Icarus at Bohemian Theatre Ensemble | Theater review
Boho offers an impressive production of Edwin Sanchez’s uneven meditation on beauty.
Edwin Sanchez’s meditative and playful 1996 Icarus begins with a brother and a sister on a beach. With Altagracia’s (Brenda Arellano) encouragement, the disabled Primitivo (Nicolas Gamboa) swims toward the sun, hoping to touch it. There are those who would dissuade him from such a goal—but not his sister, who has devoted her life to his care.
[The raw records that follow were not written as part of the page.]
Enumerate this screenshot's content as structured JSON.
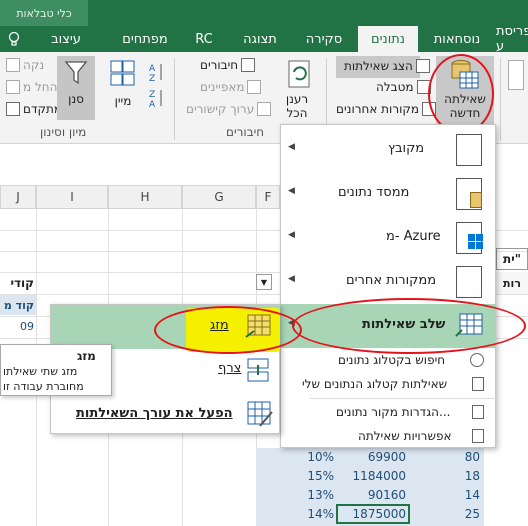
{
  "context_tab": "כלי טבלאות",
  "tabs": [
    "עיצוב",
    "מפתחים",
    "RC",
    "תצוגה",
    "סקירה",
    "נתונים",
    "נוסחאות",
    "פריסת ע"
  ],
  "selected_tab": "נתונים",
  "light_icon": "lightbulb-icon",
  "ribbon": {
    "new_query": "שאילתה\nחדשה",
    "show_queries": "הצג שאילתות",
    "from_table": "מטבלה",
    "recent_sources": "מקורות אחרונים",
    "refresh_all": "רענן\nהכל",
    "connections": "חיבורים",
    "properties": "מאפיינים",
    "edit_links": "ערוך קישורים",
    "connections_group": "חיבורים",
    "sort_az_za": "מיין",
    "filter": "סנן",
    "clear": "נקה",
    "reapply": "החל מ",
    "advanced": "מתקדם",
    "sort_filter_group": "מיון וסינון"
  },
  "columns": [
    "J",
    "I",
    "H",
    "G",
    "F"
  ],
  "cells_left": [
    "קודי",
    "קוד מ",
    "09"
  ],
  "tooltip": {
    "title": "מזג",
    "line1": "מזג שתי שאילתו",
    "line2": "מחוברת עבודה זו"
  },
  "submenu": {
    "merge": "מזג",
    "append": "צרף",
    "launch_editor": "הפעל את עורך השאילתות"
  },
  "menu": {
    "from_file": "מקובץ",
    "from_database": "ממסד נתונים",
    "from_azure": "מ- Azure",
    "from_other": "ממקורות אחרים",
    "combine": "שלב שאילתות",
    "search_catalog": "חיפוש בקטלוג נתונים",
    "my_catalog": "שאילתות קטלוג הנתונים שלי",
    "data_source_settings": "הגדרות מקור נתונים...",
    "query_options": "אפשרויות שאילתה"
  },
  "right_header": "ית\"",
  "right_header2": "רות",
  "table_rows": [
    {
      "pct": "10%",
      "val": "69900",
      "n": "80"
    },
    {
      "pct": "15%",
      "val": "1184000",
      "n": "18"
    },
    {
      "pct": "13%",
      "val": "90160",
      "n": "14"
    },
    {
      "pct": "14%",
      "val": "1875000",
      "n": "25"
    }
  ],
  "colors": {
    "excel_green": "#217346",
    "menu_highlight": "#a8d5b5",
    "yellow_mark": "#f4f000",
    "red_mark": "#e3141b"
  }
}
Boho delivers an impressive production, but the ambitious script isn’t consistently gripping. The spiritual center of the play lies with the truly gracious Altagracia, who is afflicted with facial deformities. Arellano plays the role with a fierce energy (though she is hardly convincing as ugly). “What if you could have any dream but you missed it because you wouldn’t even try?” she is asked. Altagracia is not afraid; her scars have strengthened her character.
By contrast, The Gloria (Heather Townsend) has paid the price for overvalued physical beauty. “Who would want me without my face?” she wonders honestly; Townsend brings a moving and searching sadness to what could be a stock comic portrayal. Recalling the P.G.O.A.T. (the Prettiest Girl of All Time) of David Foster Wallace’s Infinite Jest—that other soulful circa-1990s meditation on beauty and deformity—Sanchez’s most physically beautiful character is scarred in a way that rebukes the value of physical perfection. Like Wallace, Sanchez is aware that deformity and beauty are not opposite states. Ultimately, Icarus is a celebration of the beauty of dreams, which can’t be measured objectively; like Oscar Wilde, Sanchez wants to celebrate the gutter rats who spend their lives looking up at the stars.